Moreso, exercise helps people realize their own potential. As someone works out more regularly, their fitness level increases and they feel more confident in their strength and abilities. This confidence can translate into other areas of life, which may inspire someone to take action and work to reach other goals.
4. Distracts From Negative Thoughts
Dwelling on negative thoughts repeatedly is a common sign of mental health problems. In the professional mental health world, this process is called “rumination.” Ruminating can keep you trapped in a particular mindset and make it difficult to accept or see any positive sides to a situation.
For people who are often overwhelmed by negative thoughts about themselves and the world, it is difficult to find a distraction that lasts long enough to be beneficial. Engaging with their body through exercise is one of the best ways to dispel negative thoughts and work through difficult emotions.
Because it engages the body completely, even light exercise helps people physically “move through” their thoughts and feelings to a healthier mindset. Even a little distance and distraction from negative thoughts can help someone expand their perspective.
5. Improves Overall Wellbeing
In addition to alleviating negative mental health symptoms, exercise promotes a healthier brain and body on all levels. Because it can lower stress-causing hormones, exercise also reduces inflammation, which may lead to physical health problems, including chronic pain and an elevated risk of heart disease.
Exercise also helps improve immunity, making you less likely to fall sick from a cold, flu, or other viruses. Short-term health benefits become long-term with a routine schedule. This leads to greater well-being that lasts throughout your life.
6. Builds Resilience

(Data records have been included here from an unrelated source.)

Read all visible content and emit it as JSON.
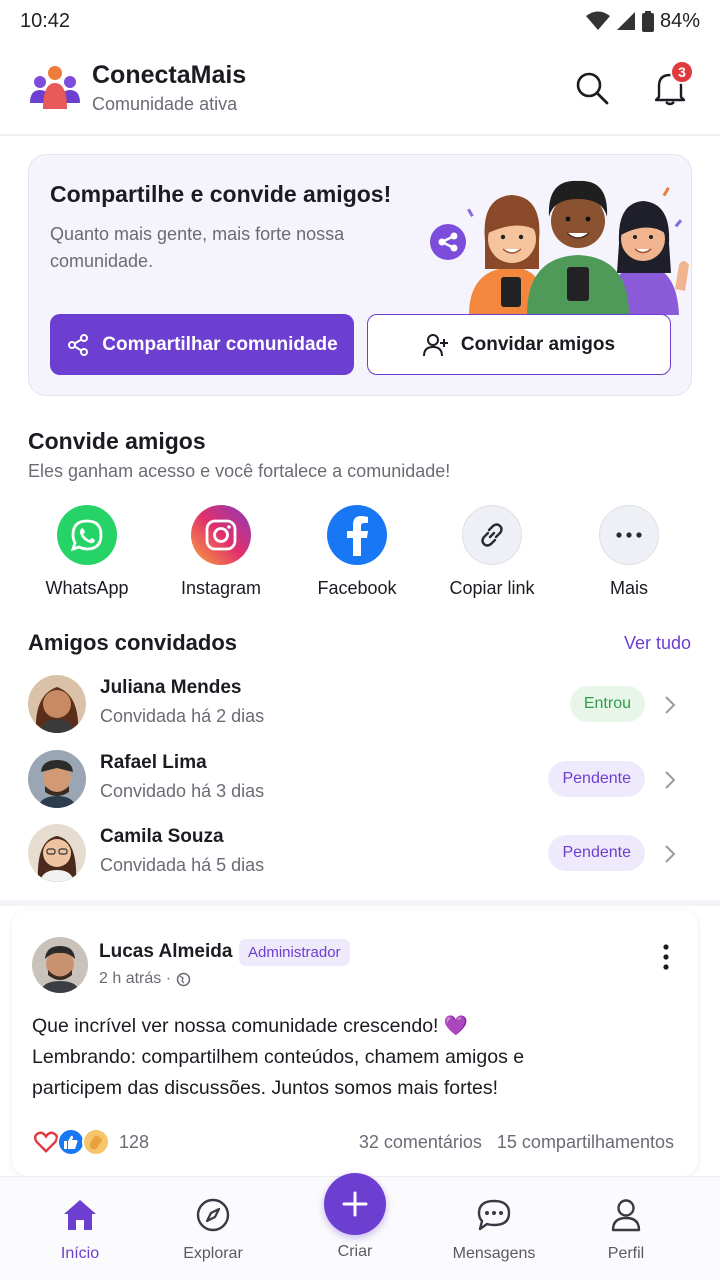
{
  "status_bar": {
    "time": "10:42",
    "battery": "84%"
  },
  "header": {
    "app_name": "ConectaMais",
    "subtitle": "Comunidade ativa",
    "notification_count": "3"
  },
  "share_card": {
    "title": "Compartilhe e convide amigos!",
    "description": "Quanto mais gente, mais forte nossa comunidade.",
    "share_button": "Compartilhar comunidade",
    "invite_button": "Convidar amigos"
  },
  "invite": {
    "title": "Convide amigos",
    "subtitle": "Eles ganham acesso e você fortalece a comunidade!",
    "targets": [
      {
        "label": "WhatsApp",
        "icon": "whatsapp-icon",
        "color": "#25D366"
      },
      {
        "label": "Instagram",
        "icon": "instagram-icon",
        "color": "#E1306C"
      },
      {
        "label": "Facebook",
        "icon": "facebook-icon",
        "color": "#1877F2"
      },
      {
        "label": "Copiar link",
        "icon": "link-icon",
        "color": "#EEF0F5"
      },
      {
        "label": "Mais",
        "icon": "more-icon",
        "color": "#EEF0F5"
      }
    ]
  },
  "friends": {
    "title": "Amigos convidados",
    "see_all": "Ver tudo",
    "items": [
      {
        "name": "Juliana Mendes",
        "sub": "Convidada há 2 dias",
        "status": "Entrou"
      },
      {
        "name": "Rafael Lima",
        "sub": "Convidado há 3 dias",
        "status": "Pendente"
      },
      {
        "name": "Camila Souza",
        "sub": "Convidada há 5 dias",
        "status": "Pendente"
      }
    ]
  },
  "post": {
    "author": "Lucas Almeida",
    "role": "Administrador",
    "time": "2 h atrás ·",
    "line1": "Que incrível ver nossa comunidade crescendo! 💜",
    "line2": "Lembrando: compartilhem conteúdos, chamem amigos e",
    "line3": "participem das discussões. Juntos somos mais fortes!",
    "reaction_count": "128",
    "comments": "32 comentários",
    "shares": "15 compartilhamentos"
  },
  "nav": {
    "home": "Início",
    "explore": "Explorar",
    "create": "Criar",
    "messages": "Mensagens",
    "profile": "Perfil"
  },
  "colors": {
    "accent": "#6C3FD1",
    "joined": "#2E9D48",
    "badge": "#E0393E"
  }
}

People who exercise more often are less likely to be heavily impacted by stress. While they can still experience stress, frustration, and anxiety, they are able to bounce back more easily. Physical exercise gives people an outlet to deal with difficulties in a positive way; as they work toward their fitness goals, they simultaneously become more adept at coping with challenges and overcoming difficulties.
7. Promotes Social Connection
Social support is a major part of mental well-being, but people who suffer from chronic mental health issues often struggle to find understanding.
Many psychological conditions cause people to withdraw from others. This leads to loneliness and a sense of not fitting in with others. They become afraid to open up, engage, and build meaningful relationships that could help them feel better in the long run.
Exercise can be a highly social activity, and it can ease the tension many feel in other social situations. Rather than have pressure to keep a conversation running, people can connect through a shared activity, like jogging, playing sports, or just taking a walk together.
Find Freedom Through Fitness and Therapy
At Camino Recovery, we specialise in offering a number of specialised mental health recovery programmes that incorporate time outdoors, sports, and physical exercise.
We incorporate a number of activities that make recovery an active, engaging process, from equine therapy to hiking and weekend excursions to some of Spain’s most beautiful landmarks.
From substance abuse to trauma therapy, our mental health experts are always available to help you start building a personalised treatment plan.
Please click here to connect with us. We would love to speak with you about your mental health or about helping a loved one.